• _TASK_: Search the listing for the word "caption" and return each line that contains it.

• _EXCERPTED RECORDS_:
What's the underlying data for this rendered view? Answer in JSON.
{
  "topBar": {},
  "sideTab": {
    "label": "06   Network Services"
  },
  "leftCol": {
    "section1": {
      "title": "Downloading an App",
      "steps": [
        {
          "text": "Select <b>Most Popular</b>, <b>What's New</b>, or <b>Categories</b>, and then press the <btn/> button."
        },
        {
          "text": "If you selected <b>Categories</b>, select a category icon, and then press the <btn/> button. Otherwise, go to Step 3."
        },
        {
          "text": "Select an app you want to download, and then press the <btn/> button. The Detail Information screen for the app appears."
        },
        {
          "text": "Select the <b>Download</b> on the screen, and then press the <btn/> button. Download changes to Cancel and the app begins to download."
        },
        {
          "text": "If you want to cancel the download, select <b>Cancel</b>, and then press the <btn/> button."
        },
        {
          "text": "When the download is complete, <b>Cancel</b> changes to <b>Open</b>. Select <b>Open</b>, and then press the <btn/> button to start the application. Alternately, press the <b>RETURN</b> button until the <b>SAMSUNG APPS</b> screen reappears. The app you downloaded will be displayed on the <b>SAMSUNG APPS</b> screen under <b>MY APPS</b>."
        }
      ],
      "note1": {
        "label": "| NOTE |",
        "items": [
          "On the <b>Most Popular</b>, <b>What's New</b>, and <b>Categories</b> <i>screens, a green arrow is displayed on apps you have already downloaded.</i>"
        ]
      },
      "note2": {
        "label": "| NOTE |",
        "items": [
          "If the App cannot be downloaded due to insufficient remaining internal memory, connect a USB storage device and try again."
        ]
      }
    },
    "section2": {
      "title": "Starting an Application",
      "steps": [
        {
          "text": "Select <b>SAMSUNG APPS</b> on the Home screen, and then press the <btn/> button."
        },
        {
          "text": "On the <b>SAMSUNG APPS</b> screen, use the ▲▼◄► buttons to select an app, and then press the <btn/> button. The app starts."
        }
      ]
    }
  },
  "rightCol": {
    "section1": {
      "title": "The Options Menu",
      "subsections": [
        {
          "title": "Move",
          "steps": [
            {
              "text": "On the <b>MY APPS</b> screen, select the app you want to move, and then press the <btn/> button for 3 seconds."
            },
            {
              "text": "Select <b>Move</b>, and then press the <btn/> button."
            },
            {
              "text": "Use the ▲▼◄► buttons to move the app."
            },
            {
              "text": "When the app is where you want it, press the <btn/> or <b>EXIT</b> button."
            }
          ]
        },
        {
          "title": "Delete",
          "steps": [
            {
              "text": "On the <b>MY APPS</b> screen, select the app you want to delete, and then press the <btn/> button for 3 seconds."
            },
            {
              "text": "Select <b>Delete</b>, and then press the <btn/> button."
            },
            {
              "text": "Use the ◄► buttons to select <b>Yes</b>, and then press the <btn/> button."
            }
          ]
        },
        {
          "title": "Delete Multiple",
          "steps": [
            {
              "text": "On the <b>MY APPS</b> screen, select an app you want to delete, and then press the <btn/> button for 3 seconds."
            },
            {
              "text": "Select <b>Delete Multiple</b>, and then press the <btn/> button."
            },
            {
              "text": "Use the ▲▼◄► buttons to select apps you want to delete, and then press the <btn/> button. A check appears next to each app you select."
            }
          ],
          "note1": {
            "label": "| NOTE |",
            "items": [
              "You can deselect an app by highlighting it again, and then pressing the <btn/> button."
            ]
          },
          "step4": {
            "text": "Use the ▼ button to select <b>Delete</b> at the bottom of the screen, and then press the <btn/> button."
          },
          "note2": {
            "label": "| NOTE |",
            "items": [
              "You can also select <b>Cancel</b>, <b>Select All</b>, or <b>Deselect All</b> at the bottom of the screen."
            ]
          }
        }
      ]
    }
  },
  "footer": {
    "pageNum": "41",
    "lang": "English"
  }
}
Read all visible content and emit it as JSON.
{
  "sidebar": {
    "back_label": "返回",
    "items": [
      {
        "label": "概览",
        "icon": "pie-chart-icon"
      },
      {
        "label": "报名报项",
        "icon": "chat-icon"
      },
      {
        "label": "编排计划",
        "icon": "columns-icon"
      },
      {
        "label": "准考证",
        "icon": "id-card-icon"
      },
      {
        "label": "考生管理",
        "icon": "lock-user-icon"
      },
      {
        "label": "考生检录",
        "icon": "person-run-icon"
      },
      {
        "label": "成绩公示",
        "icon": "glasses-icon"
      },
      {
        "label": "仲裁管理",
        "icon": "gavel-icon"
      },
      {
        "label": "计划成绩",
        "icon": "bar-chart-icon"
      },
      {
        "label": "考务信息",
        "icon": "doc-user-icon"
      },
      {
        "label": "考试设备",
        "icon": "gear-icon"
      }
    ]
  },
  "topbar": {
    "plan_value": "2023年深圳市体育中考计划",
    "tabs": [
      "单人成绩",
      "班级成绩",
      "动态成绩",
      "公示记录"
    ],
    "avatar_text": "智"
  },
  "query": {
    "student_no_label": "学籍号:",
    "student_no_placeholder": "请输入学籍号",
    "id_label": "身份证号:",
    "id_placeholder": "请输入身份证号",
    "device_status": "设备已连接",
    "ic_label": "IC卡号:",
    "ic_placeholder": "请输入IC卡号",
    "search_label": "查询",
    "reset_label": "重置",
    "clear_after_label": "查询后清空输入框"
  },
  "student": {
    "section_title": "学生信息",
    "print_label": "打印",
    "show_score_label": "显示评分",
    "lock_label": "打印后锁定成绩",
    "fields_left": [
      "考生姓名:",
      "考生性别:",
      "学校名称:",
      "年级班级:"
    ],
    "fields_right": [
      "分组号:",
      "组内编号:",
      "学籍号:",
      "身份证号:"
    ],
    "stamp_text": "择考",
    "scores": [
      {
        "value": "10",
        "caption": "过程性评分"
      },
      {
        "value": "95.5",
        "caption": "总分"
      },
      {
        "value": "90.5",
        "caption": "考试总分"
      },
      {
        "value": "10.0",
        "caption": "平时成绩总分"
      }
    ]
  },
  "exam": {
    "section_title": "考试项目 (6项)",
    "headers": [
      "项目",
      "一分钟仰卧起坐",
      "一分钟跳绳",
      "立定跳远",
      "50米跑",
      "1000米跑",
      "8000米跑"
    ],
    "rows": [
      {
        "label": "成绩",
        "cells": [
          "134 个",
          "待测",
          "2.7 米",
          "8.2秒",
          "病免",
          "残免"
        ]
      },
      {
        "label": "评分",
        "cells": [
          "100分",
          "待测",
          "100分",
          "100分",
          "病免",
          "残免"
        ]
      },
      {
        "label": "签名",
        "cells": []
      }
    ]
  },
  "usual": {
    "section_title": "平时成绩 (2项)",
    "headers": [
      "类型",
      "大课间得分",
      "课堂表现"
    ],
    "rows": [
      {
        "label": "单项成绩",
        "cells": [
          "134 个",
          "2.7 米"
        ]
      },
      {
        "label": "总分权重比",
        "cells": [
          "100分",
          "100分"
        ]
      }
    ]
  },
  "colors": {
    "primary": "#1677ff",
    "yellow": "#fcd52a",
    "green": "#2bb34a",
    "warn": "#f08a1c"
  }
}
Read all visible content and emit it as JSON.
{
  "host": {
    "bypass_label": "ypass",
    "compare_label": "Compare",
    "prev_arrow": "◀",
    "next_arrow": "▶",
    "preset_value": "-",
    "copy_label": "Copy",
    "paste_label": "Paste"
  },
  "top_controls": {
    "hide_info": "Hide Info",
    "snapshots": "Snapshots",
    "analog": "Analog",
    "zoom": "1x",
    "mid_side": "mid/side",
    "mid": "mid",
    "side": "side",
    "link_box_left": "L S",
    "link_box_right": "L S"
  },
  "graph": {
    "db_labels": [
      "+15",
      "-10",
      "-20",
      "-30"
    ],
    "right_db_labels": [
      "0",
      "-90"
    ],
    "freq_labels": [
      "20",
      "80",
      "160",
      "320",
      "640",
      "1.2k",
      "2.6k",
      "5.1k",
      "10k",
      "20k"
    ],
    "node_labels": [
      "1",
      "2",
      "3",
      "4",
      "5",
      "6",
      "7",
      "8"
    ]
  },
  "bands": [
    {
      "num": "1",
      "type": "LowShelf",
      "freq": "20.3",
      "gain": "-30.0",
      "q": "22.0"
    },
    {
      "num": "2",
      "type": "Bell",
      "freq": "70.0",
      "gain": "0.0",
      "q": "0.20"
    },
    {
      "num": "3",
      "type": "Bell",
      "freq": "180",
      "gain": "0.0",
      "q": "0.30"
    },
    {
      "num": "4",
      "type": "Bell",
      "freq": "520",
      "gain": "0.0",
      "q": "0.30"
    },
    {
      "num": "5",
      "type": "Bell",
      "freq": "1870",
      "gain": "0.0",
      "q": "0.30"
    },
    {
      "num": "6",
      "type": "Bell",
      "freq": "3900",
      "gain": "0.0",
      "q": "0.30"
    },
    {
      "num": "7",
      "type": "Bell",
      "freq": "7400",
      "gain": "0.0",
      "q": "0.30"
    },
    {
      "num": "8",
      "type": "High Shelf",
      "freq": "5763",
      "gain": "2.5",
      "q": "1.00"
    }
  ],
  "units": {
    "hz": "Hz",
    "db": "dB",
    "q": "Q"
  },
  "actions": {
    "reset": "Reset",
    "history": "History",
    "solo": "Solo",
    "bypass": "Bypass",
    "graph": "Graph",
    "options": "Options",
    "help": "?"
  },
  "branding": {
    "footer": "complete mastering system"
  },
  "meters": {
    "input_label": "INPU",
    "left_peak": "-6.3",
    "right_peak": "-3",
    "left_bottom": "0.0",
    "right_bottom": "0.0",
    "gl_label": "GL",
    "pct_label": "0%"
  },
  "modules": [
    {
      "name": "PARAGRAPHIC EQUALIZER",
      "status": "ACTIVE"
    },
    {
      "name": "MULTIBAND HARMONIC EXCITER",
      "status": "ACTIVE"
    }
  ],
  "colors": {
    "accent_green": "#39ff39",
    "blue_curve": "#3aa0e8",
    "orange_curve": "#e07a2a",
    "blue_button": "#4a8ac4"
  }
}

• _EXERCISE OUTPUT_:
        "caption": "过程性评分"
        "caption": "总分"
        "caption": "考试总分"
        "caption": "平时成绩总分"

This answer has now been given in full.